New firefighting airplanes helping DNR combat outbreak of wildfires
By Robb Jeffries
Dozens of wildfires have local and regional firefighters in full alert across the state. Ron Stoffel, the DNR’s wildfire suppression supervisor, estimated his department responded to “about 50 or 60” different wildfires across the state Thursday alone, with the six new FireBoss airplanes helping combat 15 of those fires.
“Yesterday was a real snappy day for us statewide with wildfires,” he said.
Gov. Mark Dayton signed Friday an emergency executive order directing the Minnesota National Guard to join the fight as dry and windy conditions have persisted throughout the week.
Prior to this year, the DNR owned two CL-215 airplanes to combat fires. But it was getting harder to find parts, service and low-lead fuel for the 1950s engines.
“They were based on technology from World War II,” Stoffel said. “The engines were last manufactured in 1953. They were very good aircraft, but Bombardier, the manufacturer, doesn’t support them anymore.”
That forced the DNR to switch to the smaller, newer FireBoss airplanes.
The department has leased six single-seat FireBoss planes — four with floats built and installed by St. Paul-based Wipaire, two land-based “seats” that must reload water while landed — from Aero Spray for peak fire season. The Appleton, Minn., company provides maintenance and pilots for the aircraft.

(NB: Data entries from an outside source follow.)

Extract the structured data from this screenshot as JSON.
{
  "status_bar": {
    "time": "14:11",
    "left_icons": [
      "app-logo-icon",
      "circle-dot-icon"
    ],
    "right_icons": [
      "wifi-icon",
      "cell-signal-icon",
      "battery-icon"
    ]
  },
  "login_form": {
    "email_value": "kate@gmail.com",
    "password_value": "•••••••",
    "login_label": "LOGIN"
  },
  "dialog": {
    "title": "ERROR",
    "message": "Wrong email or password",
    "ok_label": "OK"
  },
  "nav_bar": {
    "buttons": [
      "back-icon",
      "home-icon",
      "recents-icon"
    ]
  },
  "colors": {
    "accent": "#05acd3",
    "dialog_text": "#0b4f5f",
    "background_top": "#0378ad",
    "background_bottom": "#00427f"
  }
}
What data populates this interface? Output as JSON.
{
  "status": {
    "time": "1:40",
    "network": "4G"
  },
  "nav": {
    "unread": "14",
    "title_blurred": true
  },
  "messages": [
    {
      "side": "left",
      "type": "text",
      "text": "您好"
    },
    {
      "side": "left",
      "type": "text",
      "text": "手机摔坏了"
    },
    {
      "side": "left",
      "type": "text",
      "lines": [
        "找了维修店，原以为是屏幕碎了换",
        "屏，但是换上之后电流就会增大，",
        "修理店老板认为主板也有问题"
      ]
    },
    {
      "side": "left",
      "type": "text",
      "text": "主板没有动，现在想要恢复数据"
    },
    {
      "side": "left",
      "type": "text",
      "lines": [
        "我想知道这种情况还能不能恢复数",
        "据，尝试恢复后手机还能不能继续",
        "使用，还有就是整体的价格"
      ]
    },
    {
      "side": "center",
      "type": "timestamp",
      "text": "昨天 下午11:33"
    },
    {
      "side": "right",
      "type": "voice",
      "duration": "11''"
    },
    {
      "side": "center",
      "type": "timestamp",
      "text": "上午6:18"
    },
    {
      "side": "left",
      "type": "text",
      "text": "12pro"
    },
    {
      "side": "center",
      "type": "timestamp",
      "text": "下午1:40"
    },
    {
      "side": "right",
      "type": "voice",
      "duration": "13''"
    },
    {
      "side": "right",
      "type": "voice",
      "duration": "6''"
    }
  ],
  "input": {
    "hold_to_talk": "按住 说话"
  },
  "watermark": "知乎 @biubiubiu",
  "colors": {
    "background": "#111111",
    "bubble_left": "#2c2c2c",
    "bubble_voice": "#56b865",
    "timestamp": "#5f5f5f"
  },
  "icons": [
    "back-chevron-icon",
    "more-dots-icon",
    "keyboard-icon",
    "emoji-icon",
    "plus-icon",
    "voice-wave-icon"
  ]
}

The FireBoss airplanes have only a single 800-gallon water tank, compared to the CL-215’s 1,400-gallon capacity.
But Jesse Weaver, an Aero Spray pilot who has flown FireBoss planes for the DNR since the department’s first short-term lease in 2007, said the new planes make up for the lack of capacity in other ways.
“When they’re paired up like they usually are, the FireBosses have more capability,” he said, noting the lighter planes are more nimble and maneuverable than the CL-215s.
The four float planes can refill its water tank by skimming the surface of nearby lakes. The pilots suck up water through two pipes in the floats, which run up to the tank on the belly of the aircraft. It’s all done on the fly, meaning less time between drops than landing to reload.
“When you get down and have the scoops out, there is a lot more drag on the plane,” Weaver said. “But this is a powerful airplane — it has 1,600 horsepower.”
The planes can also be split up to help fight more fires on busy days like Thursday.
“We probably would have gotten to less fires (with the CL-215s) than we did yesterday,” Stoffel said.
Best of all, the DNR estimates it will save about $700,000 in annual contracting costs by making the switch, and could stand to save another $300,000 through sharing the contracting costs with other state agencies.
The flexibility of the FireBoss planes also present a logistical problem for Stoffel, but a good problem to have: The lightweight planes use standard jet fuel and don’t need as much runway to takeoff and land, which opens up many more airfields across the state to the DNR for refueling that agency must now choose where to put them.
“We couldn’t have gotten a CL-215 here, there isn’t enough room for it to land,” he said at the Princeton airport. “Now we have so many choices, it’s tough to pick where we can possibly station them.”
As it stands, there are four permanent bases the DNR will station the fixed-wing, turbopropeller aircraft in Bemidji, Brainerd, Ely and Hibbing.
“They’re really important for fighting fires on the front lines,” Stoffel said. “They are very good at knocking a fire down, but it’s the firefighters on the ground that knock them out.”